  • Change gloves or boots immediately if they split or leak.


Personal hygiene is good additional protection.

  • Wash your hands regularly, using water, soap, and disinfectant – especially after using the toilet or handling livestock, and before eating, drinking, smoking, or taking a break. Wash your face if you have facial hair.
  • Use disposable towels only.
  • Don’t scrub your hands harshly as it may cause breaks in the skin.
  • Don’t touch your eyes, nose or mouth before washing your hands.
  • Cover cuts, grazes, blisters and skin breaks with waterproof coverings, and change coverings regularly.
  • Make sure deeper wounds are fully healed before working closely with livestock.
  • Don’t smoke, drink or eat when handling livestock, as this can introduce bacteria into the mouth. Keep coffee mugs away from the work area.
  • Wash your clothes after handling stock.
  • Keep toilets and hand-washing facilities clean.

Further controls

  • Make sure all introduced animals have a current veterinary certificate of vaccination or ASD form3. If not certain, then isolate, medicate and vaccinate.
  • Control rodents and possums, keeping them away from stored food and other crops – make sure no excess feed is lying around, e.g. calf meal.

Animal status declaration (ASD) form

The Animal Status Declaration (ASD) form is a standardised form used to transfer key information about animals to the next person in charge of them, and eventually to the processor. An ASD form must be completed for:

  • all sheep sent for processing
  • the movement of all sheep from one property or sale yard to another, or a property where there is a different person in charge of the animals.

The ASD form must actually go with the sheep being moved. If a form isn’t supplied and received, sheep must be either held separately till an ASD is supplied, or be returned to the supplier4.

Watching your health

The sooner treatment starts, the better.

First aid

A readily available supply of clean water is important.

Look after your health. As soon as there is exposure to urine or infection is suspected:

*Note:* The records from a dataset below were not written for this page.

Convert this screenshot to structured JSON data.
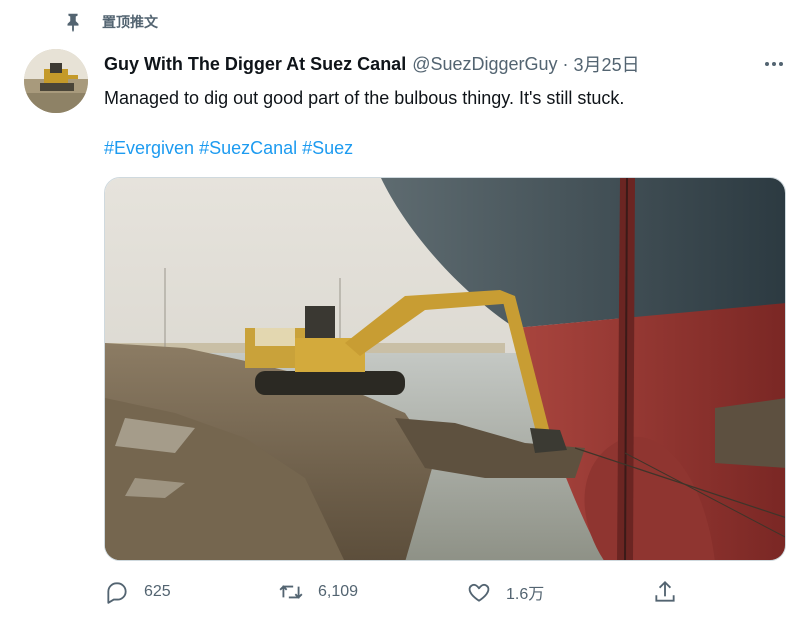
{
  "pinned": {
    "label": "置顶推文",
    "icon": "pin-icon"
  },
  "author": {
    "name": "Guy With The Digger At Suez Canal",
    "handle": "@SuezDiggerGuy",
    "separator": "·",
    "time": "3月25日",
    "avatar": "avatar-excavator"
  },
  "tweet": {
    "text": "Managed to dig out good part of the bulbous thingy. It's still stuck.",
    "hashtags": [
      "#Evergiven",
      "#SuezCanal",
      "#Suez"
    ],
    "media": "photo-excavator-digging-near-ship-bow"
  },
  "actions": {
    "reply_count": "625",
    "retweet_count": "6,109",
    "like_count": "1.6万"
  },
  "colors": {
    "link": "#1d9bf0",
    "muted": "#536471",
    "text": "#0f1419"
  }
}
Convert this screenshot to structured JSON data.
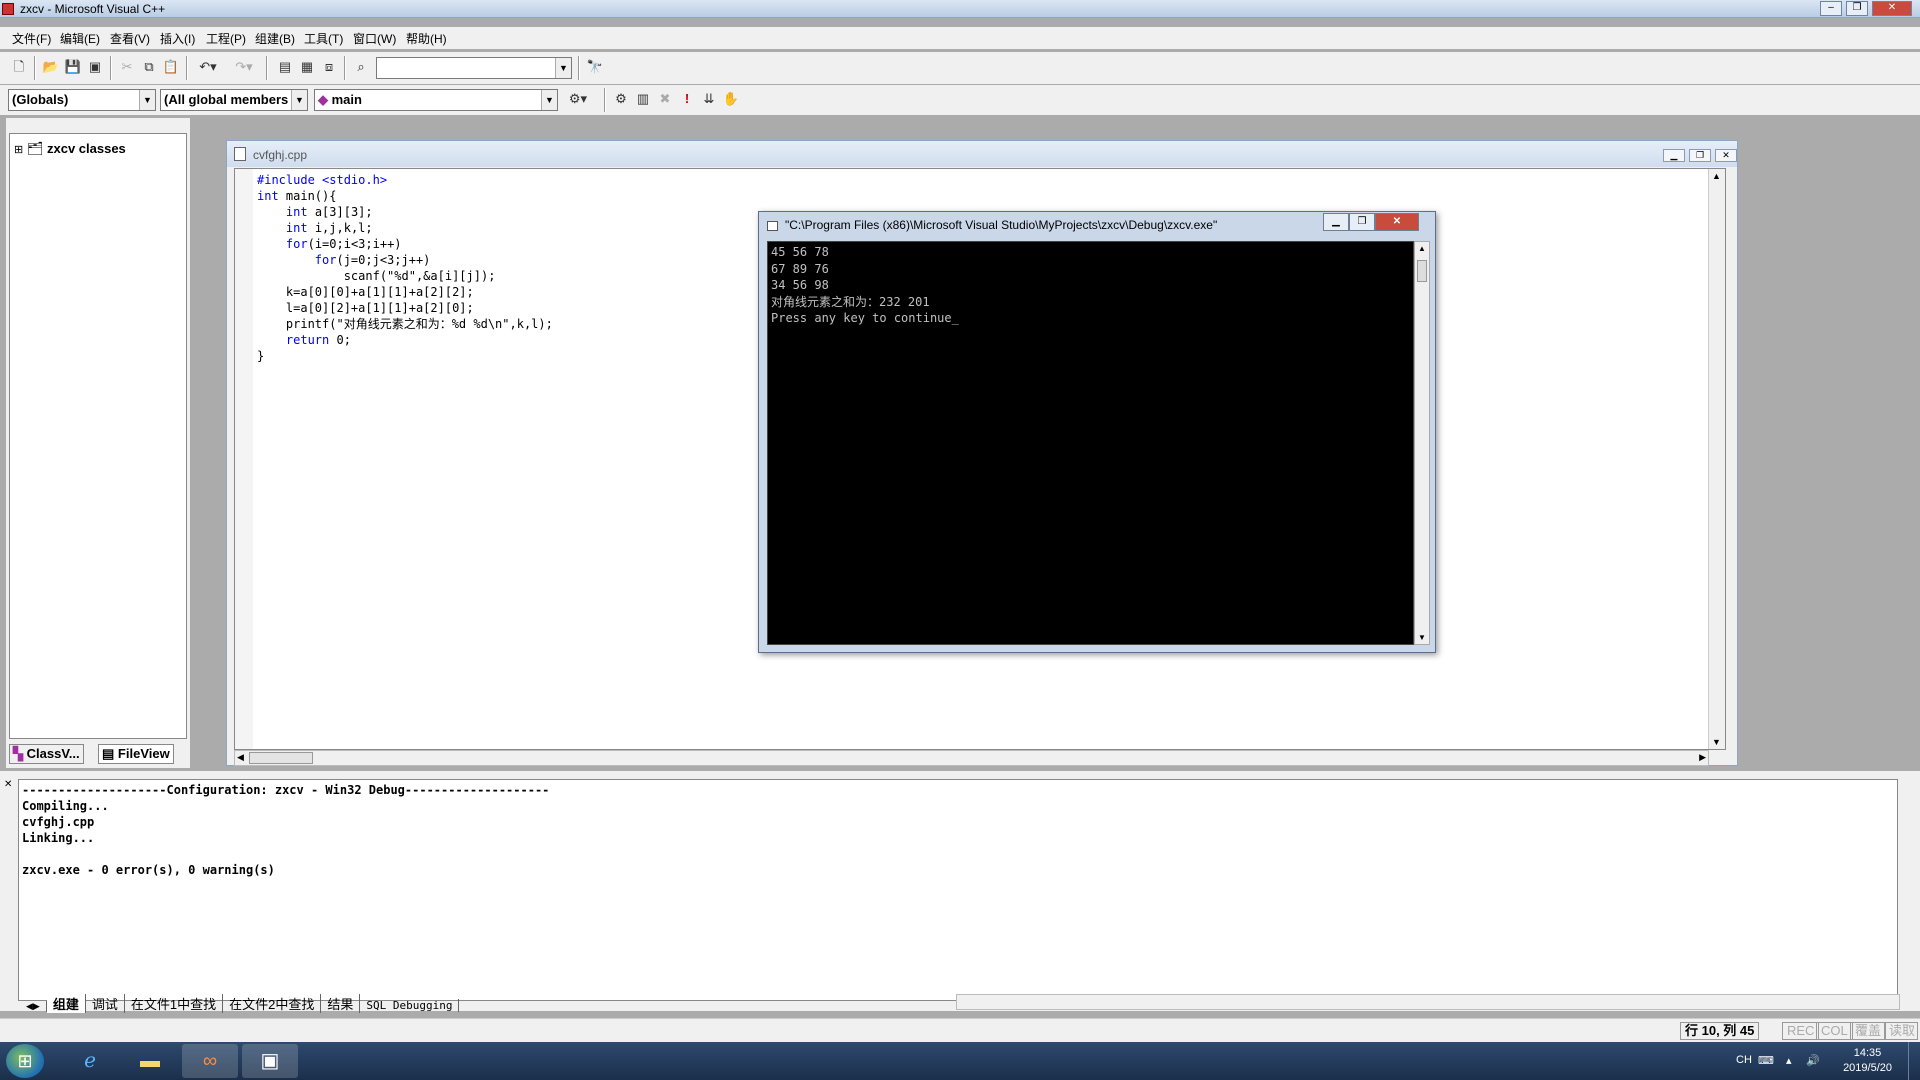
{
  "window": {
    "title": "zxcv - Microsoft Visual C++",
    "btn_min": "‒",
    "btn_max": "❐",
    "btn_close": "✕"
  },
  "menu": [
    "文件(F)",
    "编辑(E)",
    "查看(V)",
    "插入(I)",
    "工程(P)",
    "组建(B)",
    "工具(T)",
    "窗口(W)",
    "帮助(H)"
  ],
  "toolbar": {
    "find_value": "",
    "globals": "(Globals)",
    "members": "(All global members",
    "function": "main"
  },
  "classview": {
    "root": "zxcv classes",
    "tab_classview": "ClassV...",
    "tab_fileview": "FileView"
  },
  "document": {
    "title": "cvfghj.cpp",
    "code_lines": [
      "#include <stdio.h>",
      "int main(){",
      "    int a[3][3];",
      "    int i,j,k,l;",
      "    for(i=0;i<3;i++)",
      "        for(j=0;j<3;j++)",
      "            scanf(\"%d\",&a[i][j]);",
      "    k=a[0][0]+a[1][1]+a[2][2];",
      "    l=a[0][2]+a[1][1]+a[2][0];",
      "    printf(\"对角线元素之和为：%d %d\\n\",k,l);",
      "    return 0;",
      "}"
    ]
  },
  "console": {
    "title": "\"C:\\Program Files (x86)\\Microsoft Visual Studio\\MyProjects\\zxcv\\Debug\\zxcv.exe\"",
    "lines": [
      "45 56 78",
      "67 89 76",
      "34 56 98",
      "对角线元素之和为：232 201",
      "Press any key to continue_"
    ]
  },
  "output": {
    "lines": [
      "--------------------Configuration: zxcv - Win32 Debug--------------------",
      "Compiling...",
      "cvfghj.cpp",
      "Linking...",
      "",
      "zxcv.exe - 0 error(s), 0 warning(s)"
    ],
    "tabs": [
      "组建",
      "调试",
      "在文件1中查找",
      "在文件2中查找",
      "结果",
      "SQL Debugging"
    ]
  },
  "status": {
    "position": "行 10, 列 45",
    "rec": "REC",
    "col": "COL",
    "ovr": "覆盖",
    "read": "读取"
  },
  "taskbar": {
    "lang": "CH",
    "time": "14:35",
    "date": "2019/5/20"
  }
}
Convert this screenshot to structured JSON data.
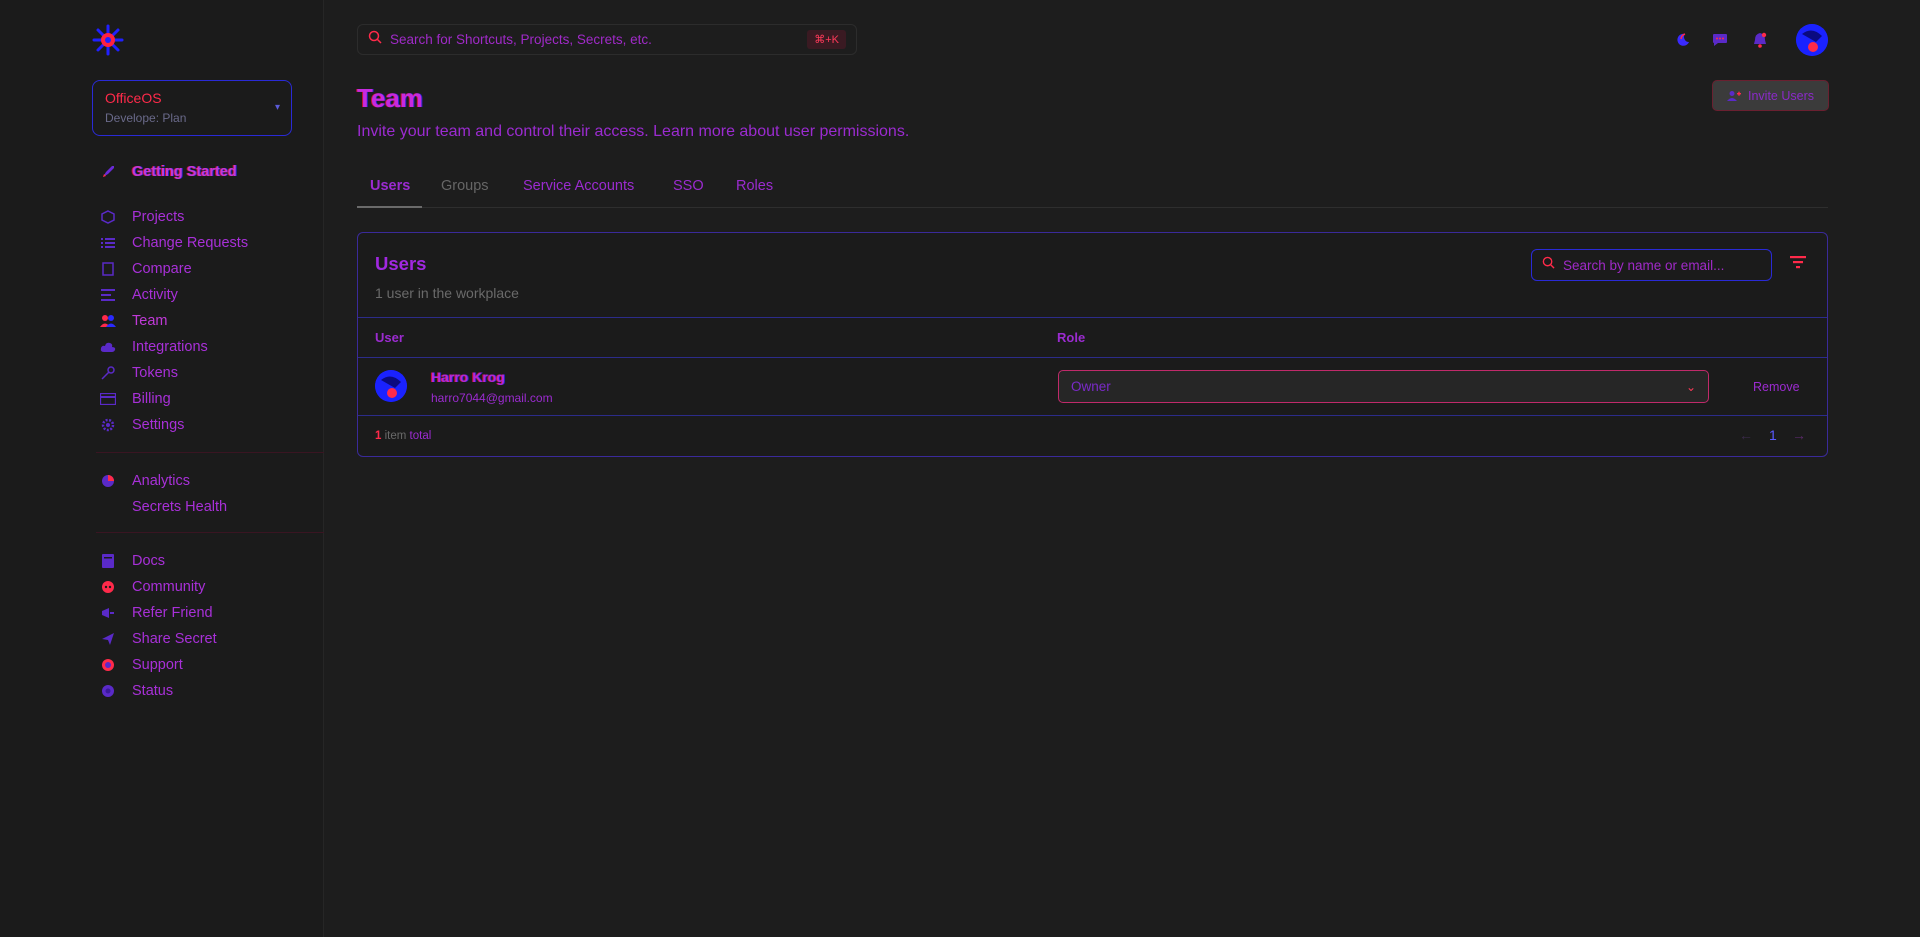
{
  "sidebar": {
    "org": {
      "name": "OfficeOS",
      "plan": "Develope: Plan"
    },
    "getting_started": "Getting Started",
    "main_items": [
      {
        "label": "Projects",
        "icon": "cube-icon"
      },
      {
        "label": "Change Requests",
        "icon": "list-icon"
      },
      {
        "label": "Compare",
        "icon": "compare-icon"
      },
      {
        "label": "Activity",
        "icon": "activity-icon"
      },
      {
        "label": "Team",
        "icon": "team-icon"
      },
      {
        "label": "Integrations",
        "icon": "cloud-icon"
      },
      {
        "label": "Tokens",
        "icon": "key-icon"
      },
      {
        "label": "Billing",
        "icon": "card-icon"
      },
      {
        "label": "Settings",
        "icon": "gear-icon"
      }
    ],
    "analytics_items": [
      {
        "label": "Analytics",
        "icon": "pie-chart-icon"
      },
      {
        "label": "Secrets Health",
        "icon": ""
      }
    ],
    "footer_items": [
      {
        "label": "Docs",
        "icon": "book-icon"
      },
      {
        "label": "Community",
        "icon": "discord-icon"
      },
      {
        "label": "Refer Friend",
        "icon": "megaphone-icon"
      },
      {
        "label": "Share Secret",
        "icon": "send-icon"
      },
      {
        "label": "Support",
        "icon": "help-icon"
      },
      {
        "label": "Status",
        "icon": "status-icon"
      }
    ]
  },
  "topbar": {
    "search_placeholder": "Search for Shortcuts, Projects, Secrets, etc.",
    "shortcut": "⌘+K"
  },
  "header": {
    "title": "Team",
    "subtitle": "Invite your team and control their access. Learn more about user permissions.",
    "invite_label": "Invite Users"
  },
  "tabs": [
    "Users",
    "Groups",
    "Service Accounts",
    "SSO",
    "Roles"
  ],
  "users_card": {
    "title": "Users",
    "subtitle": "1 user in the workplace",
    "search_placeholder": "Search by name or email...",
    "columns": [
      "User",
      "Role"
    ],
    "rows": [
      {
        "name": "Harro Krog",
        "email": "harro7044@gmail.com",
        "role": "Owner",
        "action": "Remove"
      }
    ],
    "footer": {
      "count": "1",
      "item_label": "item",
      "total_label": "total",
      "page": "1"
    }
  },
  "colors": {
    "accent": "#9b2bd0",
    "brand_red": "#ff2a4a",
    "brand_blue": "#1a22ff",
    "background": "#1d1d1d"
  }
}
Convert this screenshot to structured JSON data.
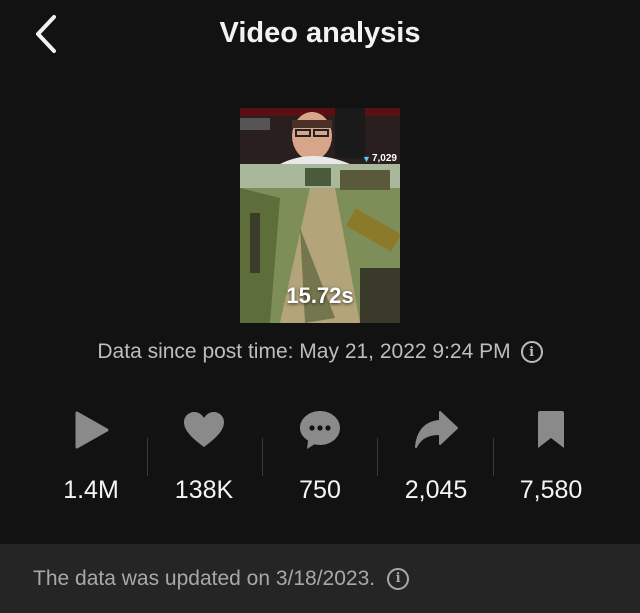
{
  "header": {
    "title": "Video analysis",
    "back_icon": "chevron-left-icon"
  },
  "video": {
    "duration": "15.72s",
    "overlay_count": "7,029"
  },
  "since": {
    "text": "Data since post time: May 21, 2022 9:24 PM",
    "icon": "info-icon"
  },
  "stats": [
    {
      "name": "views",
      "icon": "play-icon",
      "value": "1.4M"
    },
    {
      "name": "likes",
      "icon": "heart-icon",
      "value": "138K"
    },
    {
      "name": "comments",
      "icon": "comment-icon",
      "value": "750"
    },
    {
      "name": "shares",
      "icon": "share-icon",
      "value": "2,045"
    },
    {
      "name": "saves",
      "icon": "bookmark-icon",
      "value": "7,580"
    }
  ],
  "footer": {
    "text": "The data was updated on 3/18/2023.",
    "icon": "info-icon"
  },
  "colors": {
    "background": "#121212",
    "footer_background": "#252525",
    "icon_gray": "#8a8a8a"
  }
}
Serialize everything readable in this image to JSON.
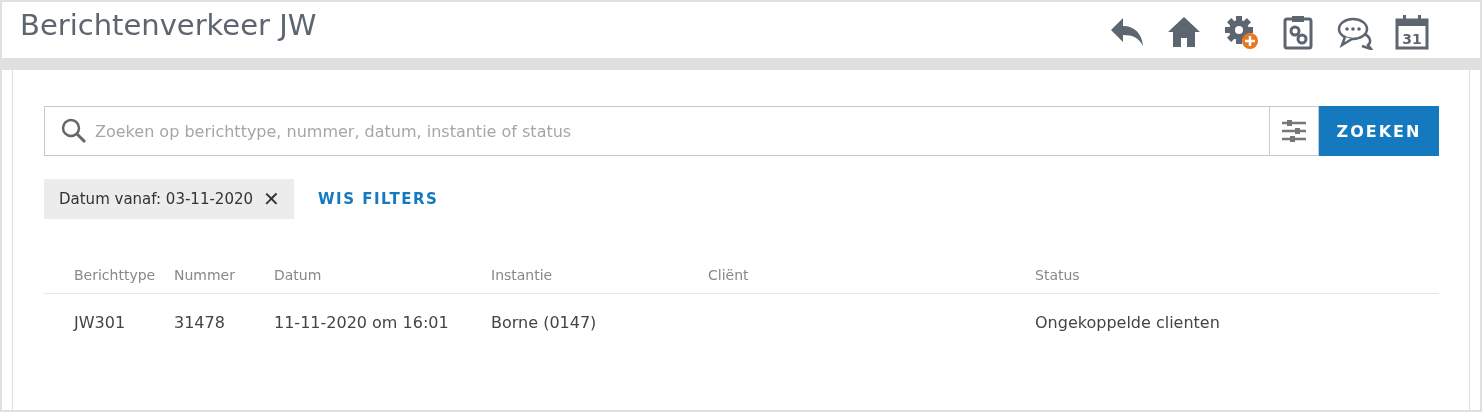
{
  "header": {
    "title": "Berichtenverkeer JW",
    "calendar_day": "31"
  },
  "search": {
    "placeholder": "Zoeken op berichttype, nummer, datum, instantie of status",
    "button": "ZOEKEN"
  },
  "filters": [
    {
      "label": "Datum vanaf: 03-11-2020",
      "remove": "✕"
    }
  ],
  "clear_filters": "WIS FILTERS",
  "table": {
    "columns": [
      "Berichttype",
      "Nummer",
      "Datum",
      "Instantie",
      "Cliënt",
      "Status"
    ],
    "rows": [
      [
        "JW301",
        "31478",
        "11-11-2020 om 16:01",
        "Borne (0147)",
        "",
        "Ongekoppelde clienten"
      ]
    ]
  }
}
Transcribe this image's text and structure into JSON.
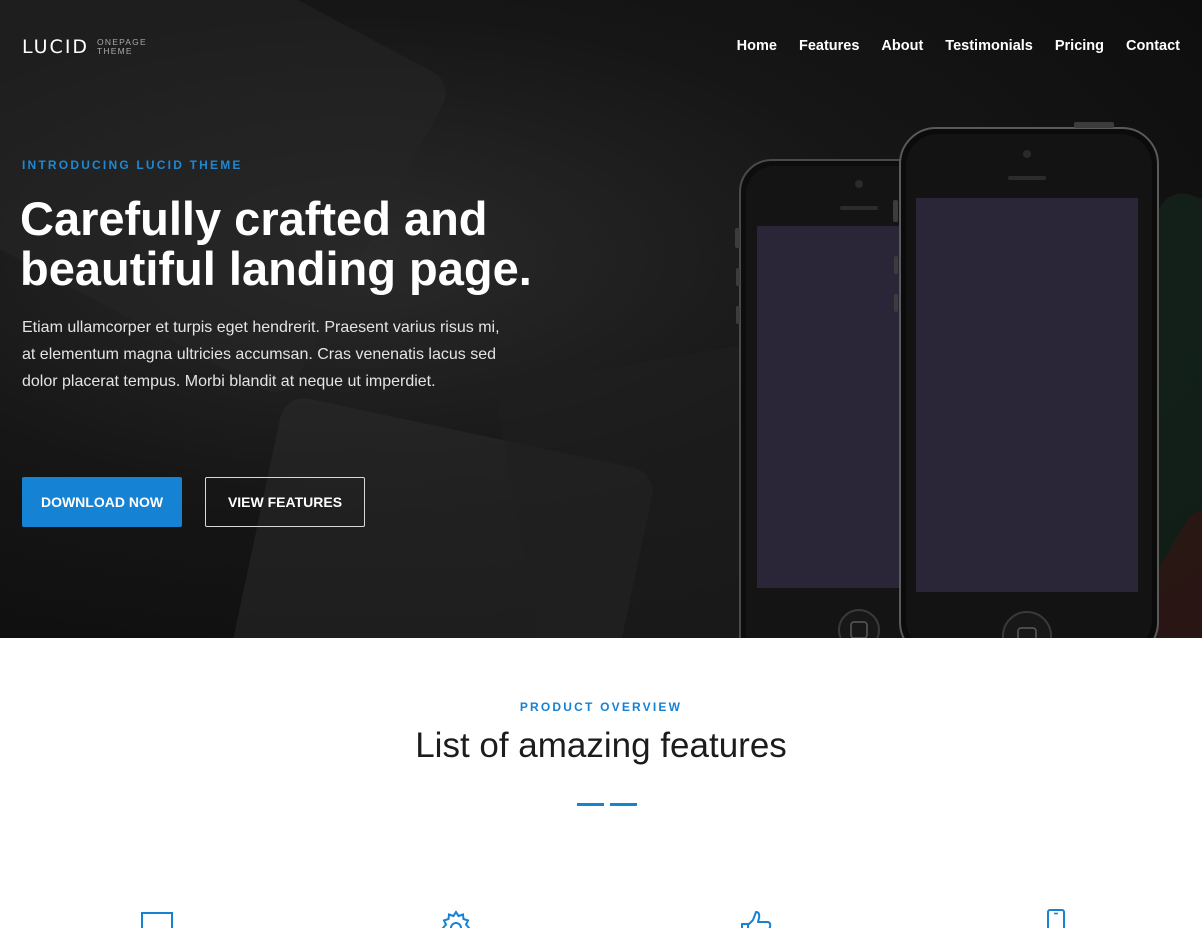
{
  "brand": {
    "name": "LUCID",
    "tagline_line1": "ONEPAGE",
    "tagline_line2": "THEME"
  },
  "nav": {
    "items": [
      "Home",
      "Features",
      "About",
      "Testimonials",
      "Pricing",
      "Contact"
    ]
  },
  "hero": {
    "eyebrow": "INTRODUCING LUCID THEME",
    "headline_line1": "Carefully crafted and",
    "headline_line2": "beautiful landing page.",
    "lead": "Etiam ullamcorper et turpis eget hendrerit. Praesent varius risus mi, at elementum magna ultricies accumsan. Cras venenatis lacus sed dolor placerat tempus. Morbi blandit at neque ut imperdiet.",
    "primary_button": "DOWNLOAD NOW",
    "secondary_button": "VIEW FEATURES"
  },
  "features": {
    "eyebrow": "PRODUCT OVERVIEW",
    "title": "List of amazing features",
    "icons": [
      "laptop-icon",
      "gear-icon",
      "thumbs-up-icon",
      "smartphone-icon"
    ]
  },
  "colors": {
    "accent": "#1682d4",
    "hero_bg": "#111111",
    "text_dark": "#1c1c1c"
  }
}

  • dry off urine splash immediately (leptospires dry out easily), then wash the area
  • wash your hands and face well, taking particular care with facial hair
  • use soap and water, and dry well
  • flush out your mouth and eyes, and any exposed skin with lots of running water
  • wash out fresh or old cuts and grazes with water and disinfectant, and dry well
  • tell a supervisor.

Primary care treatment

  • See a doctor within 24 hours of suspected exposure or if flu-like symptoms develop, to get antibiotic treatment and have a blood sample taken.
  • Tell the doctor that leptospirosis may be the cause of your illness – some doctors may not be familiar with the symptoms.
  • The blood sample MUST be taken before medication is taken, and a subsequent sample may be needed 3-4 weeks later.
  • Treatment options will depend on the severity and duration of the symptoms. Antibiotic treatment should be given if leptospirosis infection is strongly suspected.
  • All patients with severe infection or signs of meningitis should be sent to hospital immediately.